This language, if approved, will be appended to the preamble of the charter. While the language employed here is strong, “colonizers”, “by force”, “harm”, etc. it actually falls rather short of the recommendations from the NGC, which suggests even more assertive terms like “genocide” and “stolen land” to be used.
A legal question was raised during the proceedings of the Charter Commission, in which some members feared that by adding this language to the preamble, “Portland is located in the unceded territory…”, the city might be opening itself to potential legal action from the current-day heirs of these tribes. After all, the city’s representatives, affirmed by a majority vote, admit the city sits on their land. Ought not these tribes be compensated for the totality of the land? Could a United States judge enforce such an action? Ultimately, the Commission’s legal counsel advised them this is unlikely to be a concern.
The land acknowledgement, though certainly the most notable addition to the introductory chapter of the charter, is not the only change. The rest of the preamble has also been rewritten to reflect subtle shifts in perspective. We will not be lingering on this, as the differences are minor. Most of the changes are to tighten up the language, spilling less ink to convey the same principles, and to update some terms which have shifted in connotation (replacing ‘welfare’ with ‘common good’, for example.) Perhaps the only change that might raise an eyebrow is that the part of the paragraph which had enshrined ‘equal rights’ now speaks of ‘equity and inclusion’ as foundational principles. The distinction between ‘equality’ and ‘equity’ is another subject well-treated elsewhere. The full text can be read here.
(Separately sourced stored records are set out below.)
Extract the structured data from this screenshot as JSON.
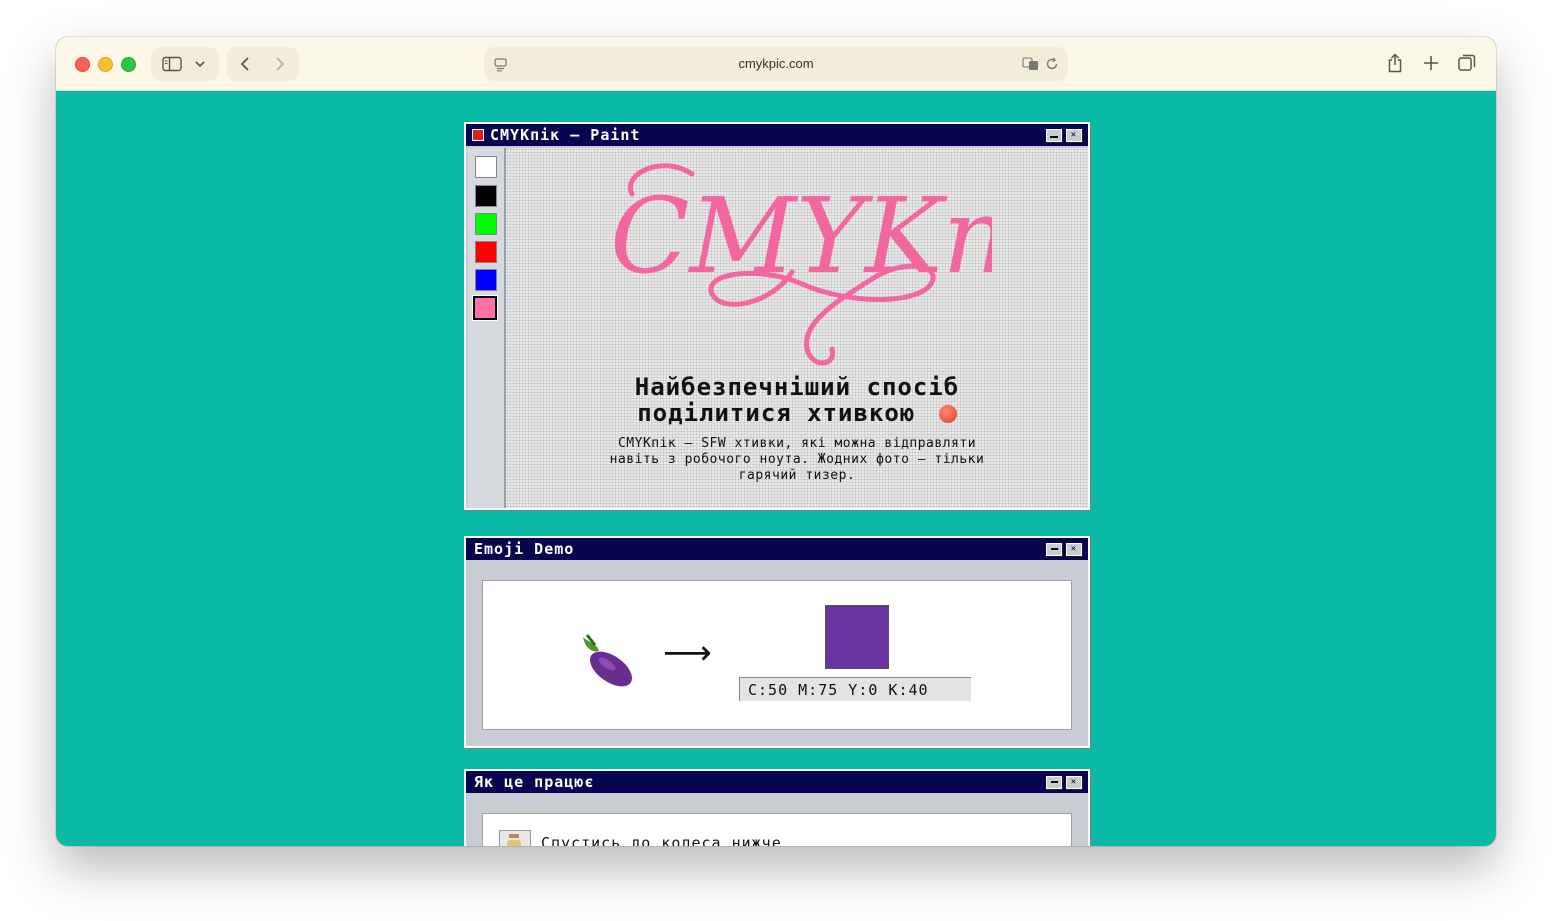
{
  "browser": {
    "url": "cmykpic.com"
  },
  "paint": {
    "title": "CMYKпік – Paint",
    "logo_text": "CMYKnik",
    "headline_line1": "Найбезпечніший спосіб",
    "headline_line2": "поділитися хтивкою",
    "desc_line1": "CMYKпік — SFW хтивки, які можна відправляти",
    "desc_line2": "навіть з робочого ноута. Жодних фото — тільки",
    "desc_line3": "гарячий тизер.",
    "palette_colors": [
      "#ffffff",
      "#000000",
      "#00ff00",
      "#ff0000",
      "#0000ff",
      "#ff6fa8"
    ],
    "accent_pink": "#f2679f"
  },
  "emoji_demo": {
    "title": "Emoji Demo",
    "emoji": "🍆",
    "arrow": "⟶",
    "result_color": "#6b33a0",
    "cmyk_label": "C:50 M:75 Y:0 K:40"
  },
  "how": {
    "title": "Як це працює",
    "step_text": "Спустись до колеса нижче"
  }
}
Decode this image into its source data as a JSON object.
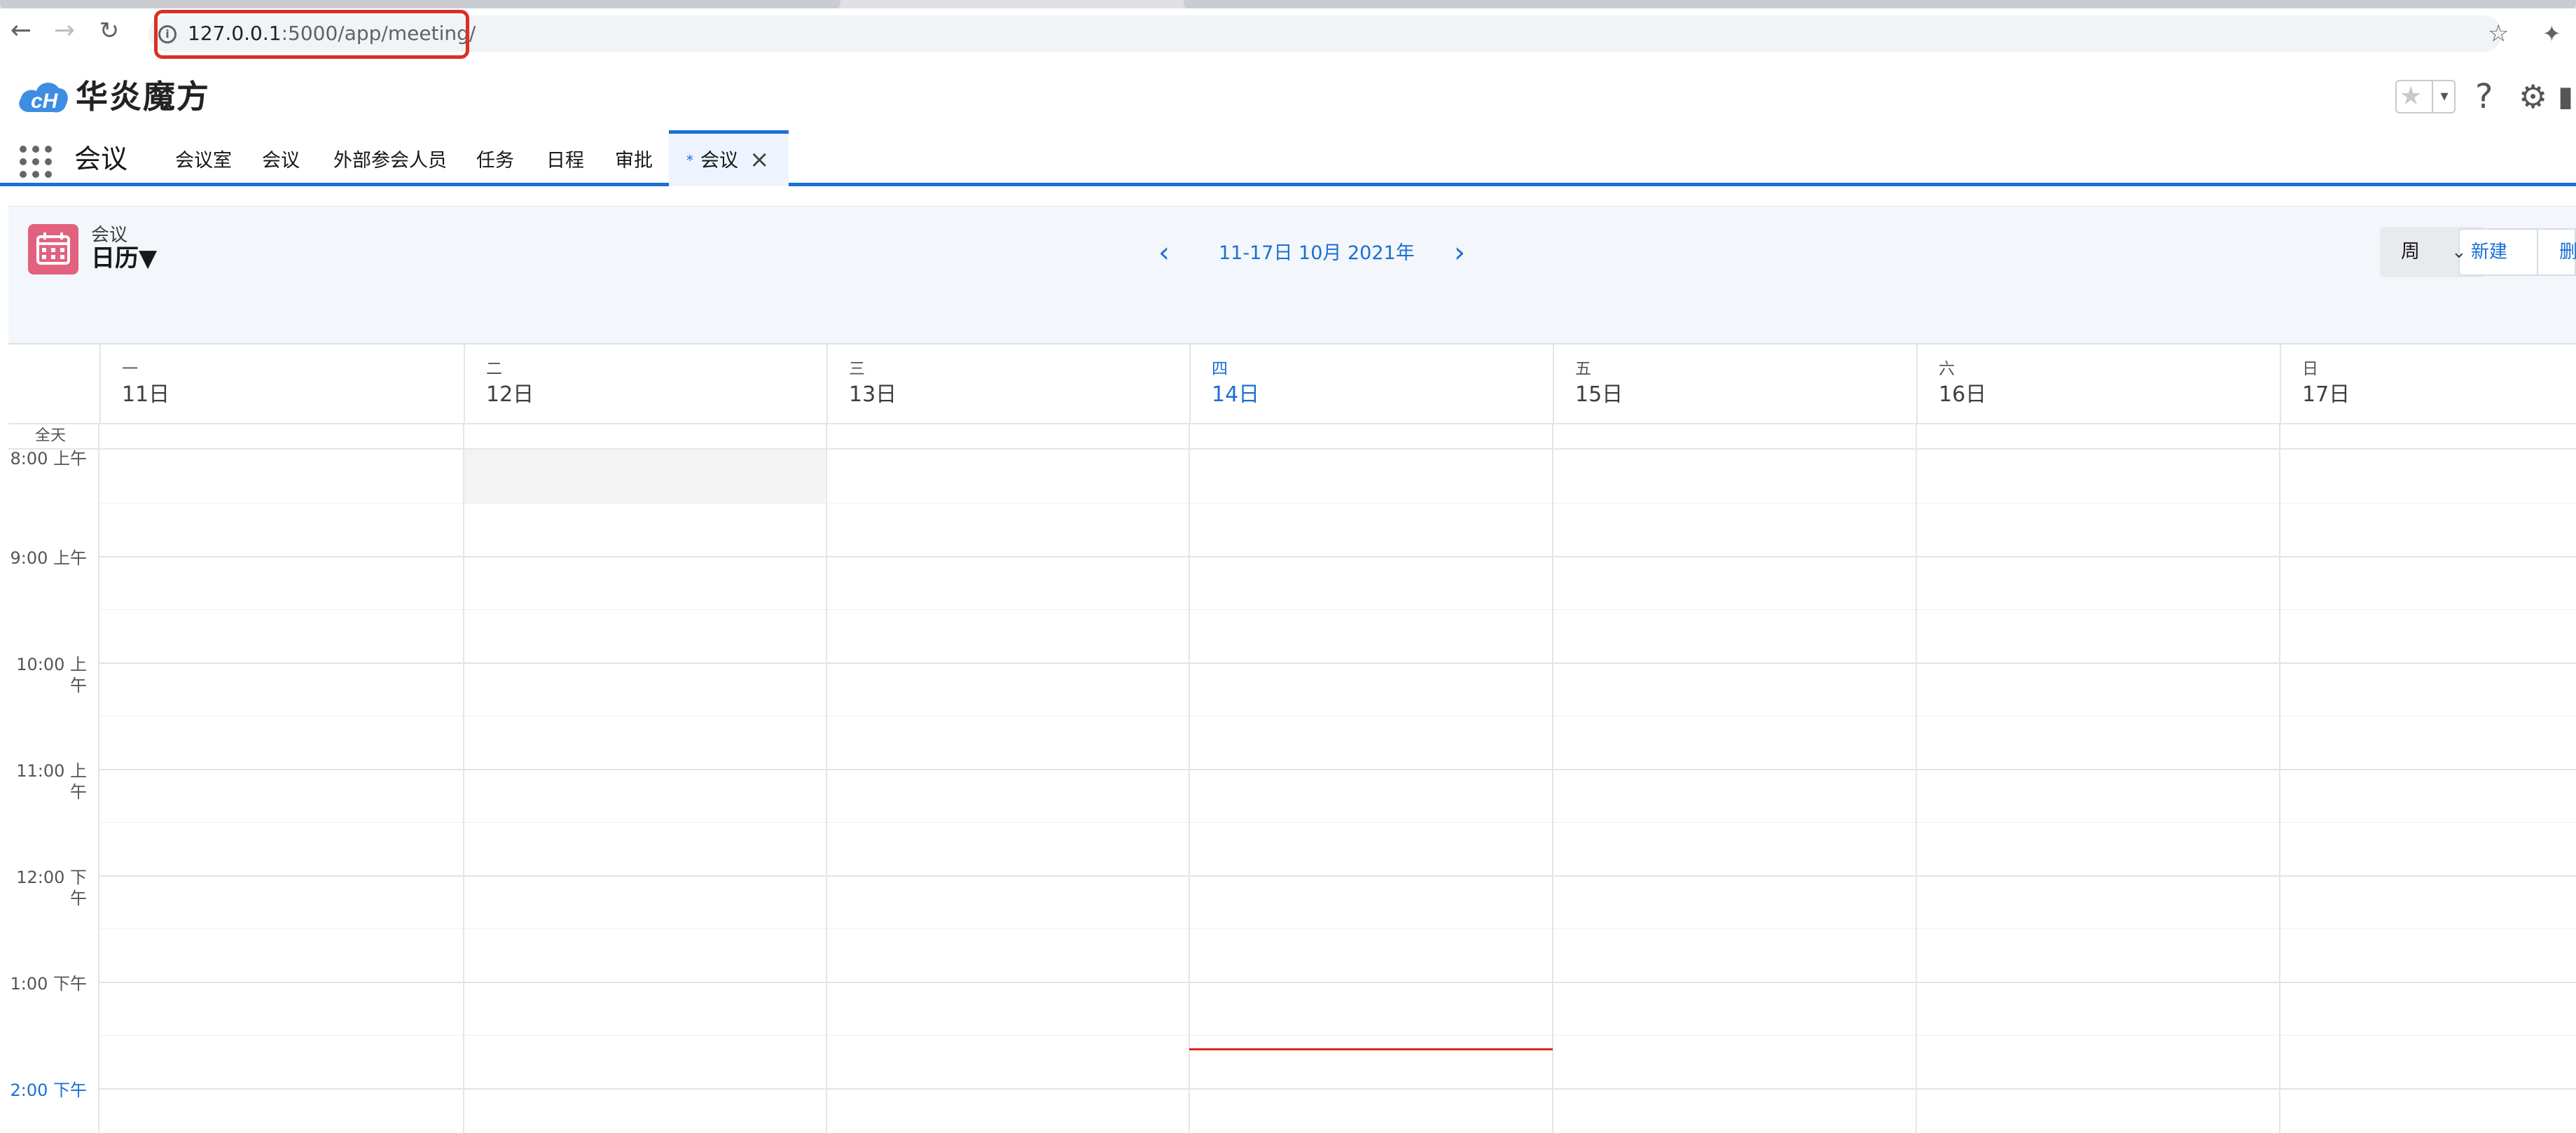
{
  "browser": {
    "url_host": "127.0.0.1",
    "url_rest": ":5000/app/meeting/",
    "back_icon": "arrow-left-icon",
    "forward_icon": "arrow-right-icon",
    "reload_icon": "reload-icon",
    "highlight_color": "#d93025"
  },
  "header": {
    "logo_text": "华炎魔方",
    "help_glyph": "?",
    "accent_color": "#1b6fd3"
  },
  "nav": {
    "app_name": "会议",
    "items": [
      "会议室",
      "会议",
      "外部参会人员",
      "任务",
      "日程",
      "审批"
    ],
    "active_tab": "会议"
  },
  "calendar_header": {
    "object_type": "会议",
    "view_name": "日历",
    "date_range": "11-17日 10月 2021年",
    "view_mode": "周",
    "new_button": "新建",
    "delete_button": "删除"
  },
  "calendar": {
    "days": [
      {
        "dow": "一",
        "date": "11日",
        "today": false
      },
      {
        "dow": "二",
        "date": "12日",
        "today": false
      },
      {
        "dow": "三",
        "date": "13日",
        "today": false
      },
      {
        "dow": "四",
        "date": "14日",
        "today": true
      },
      {
        "dow": "五",
        "date": "15日",
        "today": false
      },
      {
        "dow": "六",
        "date": "16日",
        "today": false
      },
      {
        "dow": "日",
        "date": "17日",
        "today": false
      }
    ],
    "all_day_label": "全天",
    "time_slots": [
      "8:00 上午",
      "9:00 上午",
      "10:00 上\n午",
      "11:00 上\n午",
      "12:00 下\n午",
      "1:00 下午",
      "2:00 下午"
    ],
    "current_time_slot": "2:00 下午"
  }
}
Unlike most of the other proposals, this proposal can’t be explored mechanically, given context with statistics, or held up for examination on the technical merits. This first ballot question is an inquiry into the voter’s values, how we view – and how we should view – our modern society’s precepts and relationship with the indigenous societies which came before, and still persist today.
Why might you vote in favor? – If you believe that it is important, morally and ethically, to acknowledge the past, present, and future guardianship of the land by indigenous Americans, and to codify such an acknowledgement into our governing charter. The past may not be able to be changed, but we should never act as though conquest and genocide is something to be swept under the rug. It is better to acknowledge than to leave unsaid these truths.
Why might you vote against? – If you believe that such words are mere empty gestures, representative only of a preening sentimentalism happy to give lip service to the downtrodden as long as nothing is done for them.
Alternatively – If you believe that, whatever the crimes of our forerunners, acknowledging claims to territorial sovereignty by indigenous tribes on the basis of ethnicity is ridiculous. Further, the progress made by Mainers over the past three centuries deserves a more nuanced characterization than reducing it to a period of bloody conquest.
Background ~ What is the Charter Commission?
1 ~ The Land Acknowledgement
2 ~ Governance
3 ~ Elections
4 ~ Voting
5 ~ The School Budget
6 ~ Peaks Island
7 ~ Police Oversight
8 ~ The Ethics Commission
Conclusion & Opinion